On the E1 from Detmold to Altenbeken – Part 2
Flora, Fauna and an awe-inspiring rock formation.
In his travel and wandering blog Breitengrad66 Journalist Thomas Limberg tells stories from his travels throughout the world and in his own backyard. He is writing about what he saw and experienced over two days on the E1 from Detmold to Altenbeken as a guest author. In the second part, he talks about the eagle station Berlebeck, the Velmerstot and the enchanting Externsteine.
The E1 runs just behind the cabin where the sculptor Ernst von Bandel had lived while creating the Hermann monument. The trail is excellently signposted. You can’t miss it. I turned off into a nature reserve. The next waypoint was Berlebeck, a town that was still 4.5 km away. The track weaves completely level through the forest. Fresh greenery was shooting up everywhere. The only sounds that could be heard were numerous bird calls and the rustling of leaves every once in a while. There were masses of chaffinches along the way and I even caught sight of several woodpeckers. What is that rustling in the leaves over there? At first, I couldn’t see anything, but then I was lucky enough to have a cute bank vole peer up at me with its cuddly, beady eyes. For a while I could only watch on while it gleefully nibbled away at a blade of grass. Then it disappeared as suddenly as it came.
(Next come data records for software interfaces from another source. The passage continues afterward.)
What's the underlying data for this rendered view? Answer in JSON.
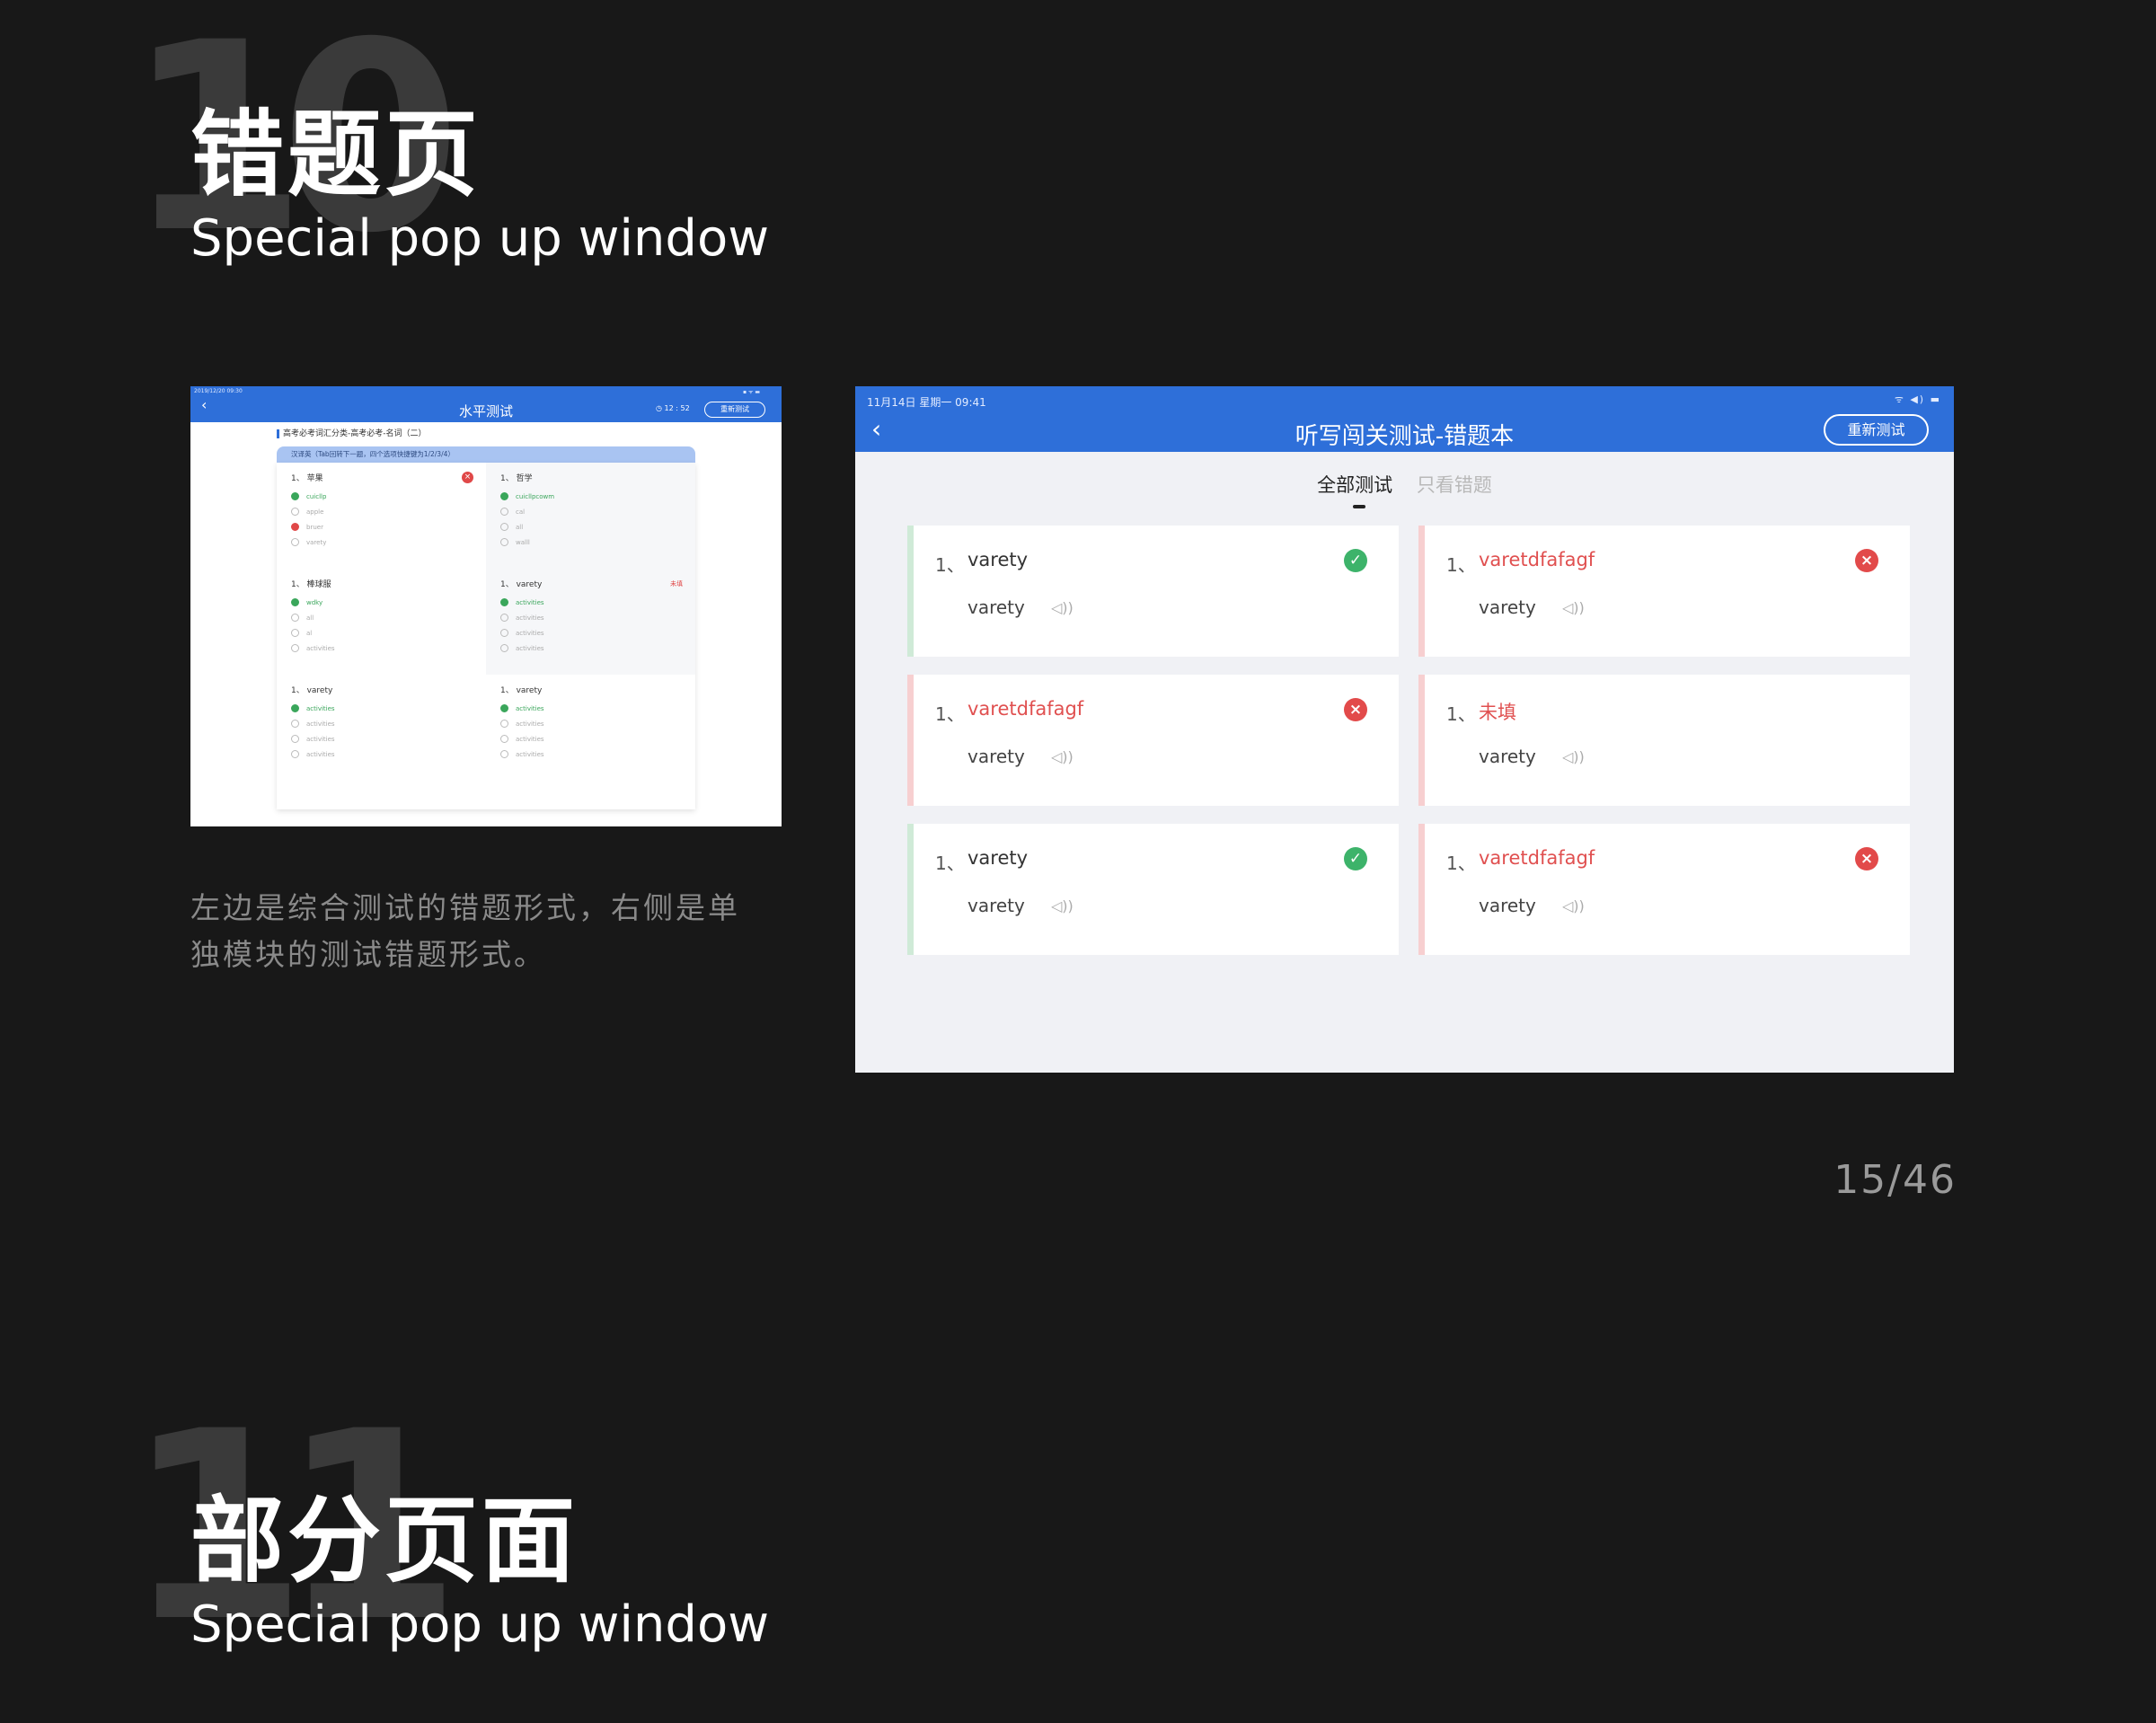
{
  "section10": {
    "number": "10",
    "title": "错题页",
    "subtitle": "Special pop up window"
  },
  "section11": {
    "number": "11",
    "title": "部分页面",
    "subtitle": "Special pop up window"
  },
  "description": "左边是综合测试的错题形式，右侧是单独模块的测试错题形式。",
  "page_number": "15/46",
  "left_screen": {
    "status_time": "2019/12/20  09:30",
    "status_icons": "▪ ᯤ ▬",
    "back_icon": "chevron-left-icon",
    "title": "水平测试",
    "timer": "◷ 12 : 52",
    "retest_label": "重新测试",
    "breadcrumb": "高考必考词汇分类-高考必考-名词（二）",
    "hint": "汉译英（Tab回转下一题，四个选项快捷键为1/2/3/4）",
    "questions": [
      {
        "head": "1、 苹果",
        "mark": "wrong",
        "options": [
          {
            "text": "cuicllp",
            "state": "ok"
          },
          {
            "text": "apple",
            "state": "none"
          },
          {
            "text": "bruer",
            "state": "bad"
          },
          {
            "text": "varety",
            "state": "none"
          }
        ]
      },
      {
        "head": "1、 哲学",
        "mark": "",
        "options": [
          {
            "text": "cuicllpcowm",
            "state": "ok"
          },
          {
            "text": "cal",
            "state": "none"
          },
          {
            "text": "all",
            "state": "none"
          },
          {
            "text": "walll",
            "state": "none"
          }
        ]
      },
      {
        "head": "1、 棒球服",
        "mark": "",
        "options": [
          {
            "text": "wdky",
            "state": "ok"
          },
          {
            "text": "all",
            "state": "none"
          },
          {
            "text": "al",
            "state": "none"
          },
          {
            "text": "activities",
            "state": "none"
          }
        ]
      },
      {
        "head": "1、 varety",
        "mark": "未填",
        "options": [
          {
            "text": "activities",
            "state": "ok"
          },
          {
            "text": "activities",
            "state": "none"
          },
          {
            "text": "activities",
            "state": "none"
          },
          {
            "text": "activities",
            "state": "none"
          }
        ]
      },
      {
        "head": "1、 varety",
        "mark": "",
        "options": [
          {
            "text": "activities",
            "state": "ok"
          },
          {
            "text": "activities",
            "state": "none"
          },
          {
            "text": "activities",
            "state": "none"
          },
          {
            "text": "activities",
            "state": "none"
          }
        ]
      },
      {
        "head": "1、 varety",
        "mark": "",
        "options": [
          {
            "text": "activities",
            "state": "ok"
          },
          {
            "text": "activities",
            "state": "none"
          },
          {
            "text": "activities",
            "state": "none"
          },
          {
            "text": "activities",
            "state": "none"
          }
        ]
      }
    ]
  },
  "right_screen": {
    "status_time": "11月14日 星期一  09:41",
    "status_icons": "ᯤ ◀) ▬",
    "back_icon": "chevron-left-icon",
    "title": "听写闯关测试-错题本",
    "retest_label": "重新测试",
    "tab_all": "全部测试",
    "tab_wrong_only": "只看错题",
    "cards": [
      {
        "num": "1、",
        "word": "varety",
        "answer": "varety",
        "result": "correct"
      },
      {
        "num": "1、",
        "word": "varetdfafagf",
        "answer": "varety",
        "result": "wrong"
      },
      {
        "num": "1、",
        "word": "varetdfafagf",
        "answer": "varety",
        "result": "wrong"
      },
      {
        "num": "1、",
        "word": "未填",
        "answer": "varety",
        "result": "unfilled"
      },
      {
        "num": "1、",
        "word": "varety",
        "answer": "varety",
        "result": "correct"
      },
      {
        "num": "1、",
        "word": "varetdfafagf",
        "answer": "varety",
        "result": "wrong"
      }
    ]
  },
  "colors": {
    "background": "#181818",
    "brand_blue": "#2e6fd9",
    "correct_green": "#3db36a",
    "wrong_red": "#e24a4a"
  }
}
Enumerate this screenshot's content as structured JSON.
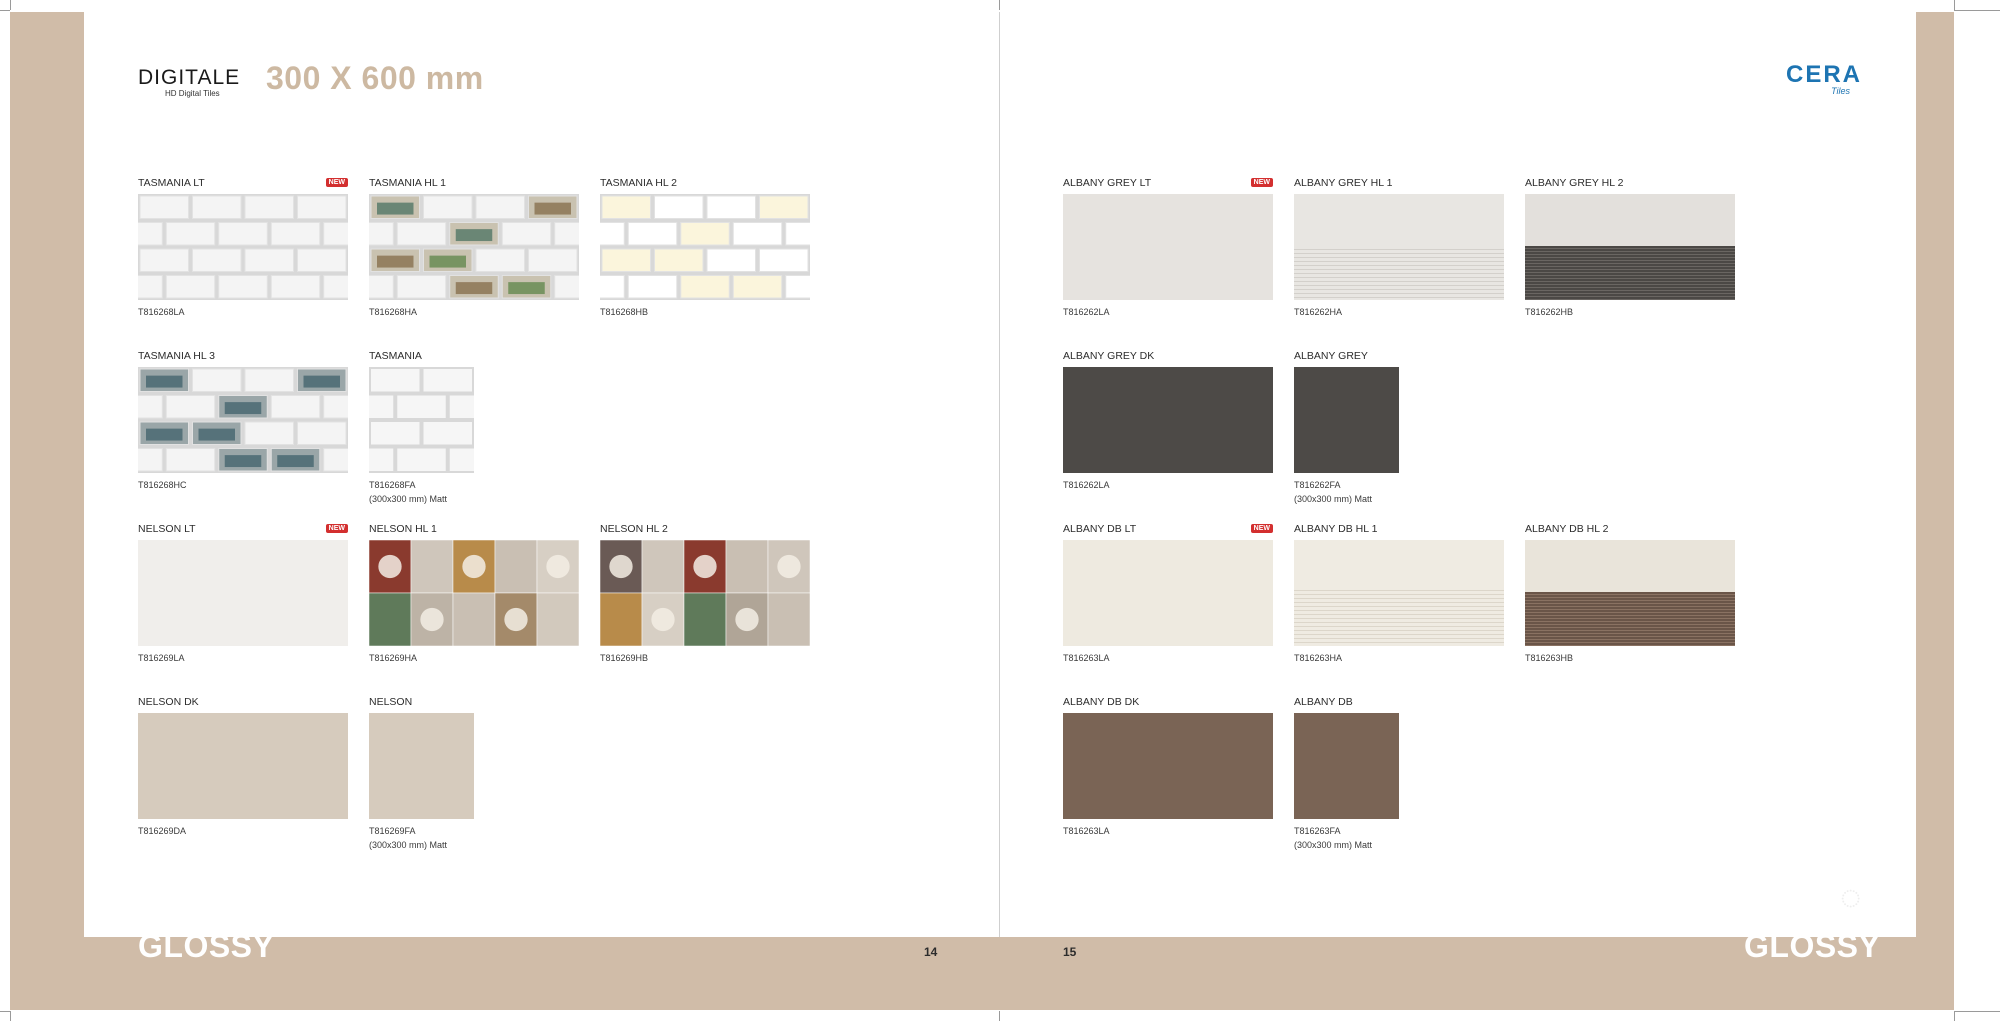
{
  "header": {
    "brand_name": "DIGITALE",
    "brand_sub": "HD Digital Tiles",
    "size_title": "300 X 600 mm",
    "cera_name": "CERA",
    "cera_sub": "Tiles"
  },
  "footer": {
    "left_label": "GLOSSY",
    "right_label": "GLOSSY",
    "left_page": "14",
    "right_page": "15"
  },
  "colors": {
    "beige_frame": "#d0bca8",
    "title_tan": "#cdb9a2",
    "cera_blue": "#1d74b2",
    "new_badge": "#d32f2f"
  },
  "badge_text": "NEW",
  "tiles": [
    {
      "name": "TASMANIA LT",
      "code": "T816268LA",
      "note": "",
      "new": true,
      "style": "subway-white"
    },
    {
      "name": "TASMANIA HL 1",
      "code": "T816268HA",
      "note": "",
      "new": false,
      "style": "subway-agate"
    },
    {
      "name": "TASMANIA HL 2",
      "code": "T816268HB",
      "note": "",
      "new": false,
      "style": "subway-gold"
    },
    {
      "name": "TASMANIA HL 3",
      "code": "T816268HC",
      "note": "",
      "new": false,
      "style": "subway-teal"
    },
    {
      "name": "TASMANIA",
      "code": "T816268FA",
      "note": "(300x300 mm) Matt",
      "new": false,
      "style": "subway-square"
    },
    {
      "name": "NELSON LT",
      "code": "T816269LA",
      "note": "",
      "new": true,
      "style": "plain-offwhite"
    },
    {
      "name": "NELSON HL 1",
      "code": "T816269HA",
      "note": "",
      "new": false,
      "style": "patchwork"
    },
    {
      "name": "NELSON HL 2",
      "code": "T816269HB",
      "note": "",
      "new": false,
      "style": "patchwork2"
    },
    {
      "name": "NELSON DK",
      "code": "T816269DA",
      "note": "",
      "new": false,
      "style": "plain-sand"
    },
    {
      "name": "NELSON",
      "code": "T816269FA",
      "note": "(300x300 mm) Matt",
      "new": false,
      "style": "plain-sand-sq"
    },
    {
      "name": "ALBANY GREY LT",
      "code": "T816262LA",
      "note": "",
      "new": true,
      "style": "plain-lightgrey"
    },
    {
      "name": "ALBANY GREY HL 1",
      "code": "T816262HA",
      "note": "",
      "new": false,
      "style": "lines-lightgrey"
    },
    {
      "name": "ALBANY GREY HL 2",
      "code": "T816262HB",
      "note": "",
      "new": false,
      "style": "band-dark"
    },
    {
      "name": "ALBANY GREY DK",
      "code": "T816262LA",
      "note": "",
      "new": false,
      "style": "plain-charcoal"
    },
    {
      "name": "ALBANY GREY",
      "code": "T816262FA",
      "note": "(300x300 mm) Matt",
      "new": false,
      "style": "plain-charcoal-sq"
    },
    {
      "name": "ALBANY DB LT",
      "code": "T816263LA",
      "note": "",
      "new": true,
      "style": "plain-cream"
    },
    {
      "name": "ALBANY DB HL 1",
      "code": "T816263HA",
      "note": "",
      "new": false,
      "style": "lines-cream"
    },
    {
      "name": "ALBANY DB HL 2",
      "code": "T816263HB",
      "note": "",
      "new": false,
      "style": "band-brown"
    },
    {
      "name": "ALBANY DB DK",
      "code": "T816263LA",
      "note": "",
      "new": false,
      "style": "plain-brown"
    },
    {
      "name": "ALBANY DB",
      "code": "T816263FA",
      "note": "(300x300 mm) Matt",
      "new": false,
      "style": "plain-brown-sq"
    }
  ]
}
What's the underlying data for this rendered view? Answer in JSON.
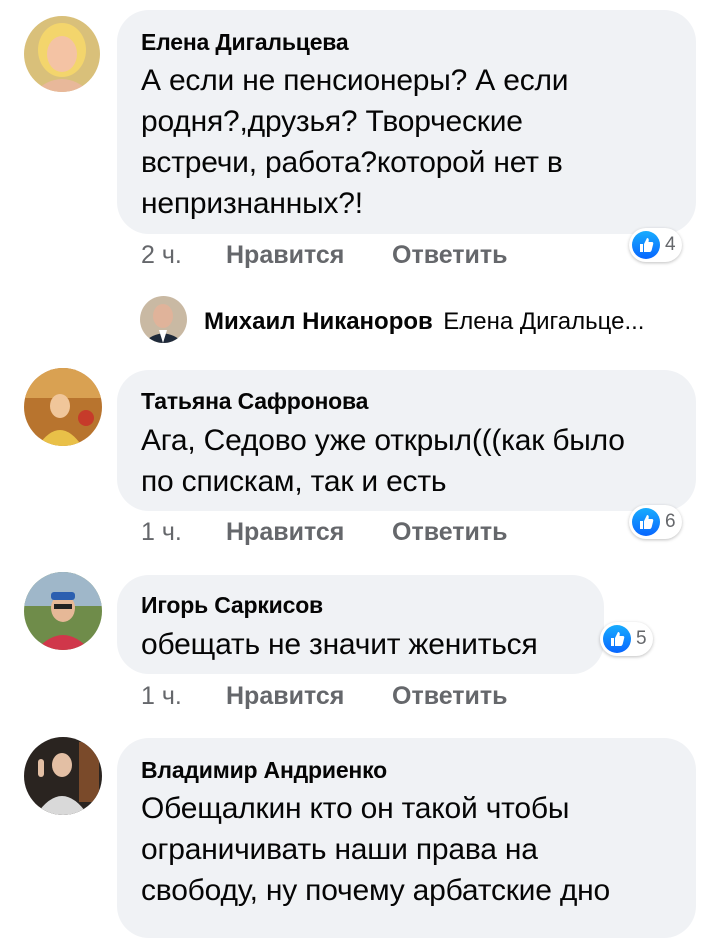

I reached Berlebeck quickly. I passed by an eagle station but didn’t stop here. The observation point isn’t particularly big. Nevertheless, I’m glad I got to go there. Beautiful animals that you’ll only rarely catch sight of elsewhere are native to this region. My camera was already almost completely worn out. The majestic animals create an infinite amount of photographic opportunities.
The flat part of the hike ended in Berlebeck. The terrain fell off steeply behind the eagle station. The E1 leads down into the town. There, you walk along a babbling brook for a little bit before coming back up to the slope. It’s possible to cross over the 401 metre high Stemberg. Sweat started to pour once again. But the short burst of effort was worth it. You can see far into the distance from the top of the mountain ridges. There is also a memorial stone for the so-called ‘Vogeltaufe’ (Bird’s baptism) up there. According to legend, once upon a time the abbot Athanasius wanted to baptise the pagan Saxon noblemen in the Stemberg spring. In order to accompany this event with the appropriate chant, monks were supposed to travel from Paderborn. But before the ceremony one of the singers appeared, covered in dust and blood, and reported that they had been attacked by Saxons and had scattered. He advised the abbot to postpone the baptism, but the abbot refused. Then, when one of Widukind’s former fellow warriors, Abbio von Thiotmalli, renounced all the pagan gods during the baptism, there was a murmur in the air. Hundreds of small brown birds flew down into the spring and started to sing a song of praise, like no human ear had ever heard before, or will ever hear again.
In places the ridge is barely wooded. A wonderful mountain heath has been maintained here. Only very small spruce trees reach their wispy tips between the blueberry bushes and the heather. I spent a lot of time up here watching the bees, buzzing diligently as they collected the first nectar of the year. Way in the distance, I could already see the lookout tower on the Velmerstot, to which I would be pulled as things developed over the coming days. The more I kept descending, the more noticeably humid the countryside on the edge of the track became. More and more primroses could be seen. In the Bärenstein nature reserve, the track started ascending once again, before I finally made it to the Externsteine.
When I first caught sight of the striking rock formation through the gaps in the trees, behind a dammed lake, I was immediately overcome with enthusiasm. The natural monument is reflected in the water. I can imagine why these sandstone rocks are the stuff of so many legends. In truth, I am still yet to see something that comes close to them. It became apparent why the Externsteine have fascinated entire generations since the stone ages. They somehow seemed like an illusion and yet fit so beautifully into the landscape. The fact that the weather had been getting progressively worse at the last minute and that dark clouds were gathering in the sky, suited the scenery. The stones appeared all the more archaic. I desperately wanted to go higher. Steep stairways lead up from two sides. I stood on the peak and let my thoughts run wild. What might have already happened here throughout the course of history. There are caves, reliefs and caverns. How might these have come to be and above everything, why?
It started to rain. It didn’t matter to me anymore. The Externsteine were the end point of the day’s leg. The hotel, from where I set off in the morning by bus towards the bird park, is nearby. I already shot several hundred photos on the first day of being on this divine trail. I’m not wasting any more thoughts about the North Cape or Sicily now. I’m definitely convinced that I’ve caught hold of a genuine highlight on the E1 with this leg and look forward to the second part of the trail.